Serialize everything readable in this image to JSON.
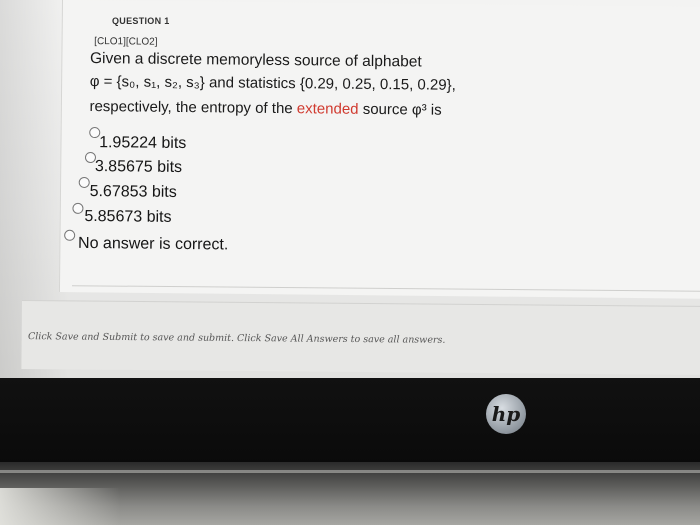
{
  "question": {
    "number_label": "QUESTION 1",
    "clo_tag": "[CLO1][CLO2]",
    "line1": "Given a discrete memoryless source of alphabet",
    "line2": "φ = {s₀, s₁, s₂, s₃} and statistics {0.29, 0.25, 0.15, 0.29},",
    "line3_before": "respectively, the entropy of the ",
    "line3_highlight": "extended",
    "line3_after": " source φ³ is",
    "highlight_color": "#d03a2f"
  },
  "options": [
    {
      "label": "1.95224 bits",
      "selected": false
    },
    {
      "label": "3.85675 bits",
      "selected": false
    },
    {
      "label": "5.67853 bits",
      "selected": false
    },
    {
      "label": "5.85673 bits",
      "selected": false
    },
    {
      "label": "No answer is correct.",
      "selected": false
    }
  ],
  "footer": {
    "instruction": "Click Save and Submit to save and submit. Click Save All Answers to save all answers."
  },
  "device": {
    "logo_text": "hp"
  }
}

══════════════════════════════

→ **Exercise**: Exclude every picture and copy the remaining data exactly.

→ **Result of this task**:
Serialize everything readable in this image to JSON.
{
  "question": {
    "number_label": "QUESTION 1",
    "clo_tag": "[CLO1][CLO2]",
    "line1": "Given a discrete memoryless source of alphabet",
    "line2": "φ = {s₀, s₁, s₂, s₃} and statistics {0.29, 0.25, 0.15, 0.29},",
    "line3_before": "respectively, the entropy of the ",
    "line3_highlight": "extended",
    "line3_after": " source φ³ is",
    "highlight_color": "#d03a2f"
  },
  "options": [
    {
      "label": "1.95224 bits",
      "selected": false
    },
    {
      "label": "3.85675 bits",
      "selected": false
    },
    {
      "label": "5.67853 bits",
      "selected": false
    },
    {
      "label": "5.85673 bits",
      "selected": false
    },
    {
      "label": "No answer is correct.",
      "selected": false
    }
  ],
  "footer": {
    "instruction": "Click Save and Submit to save and submit. Click Save All Answers to save all answers."
  },
  "device": {
    "logo_text": "hp"
  }
}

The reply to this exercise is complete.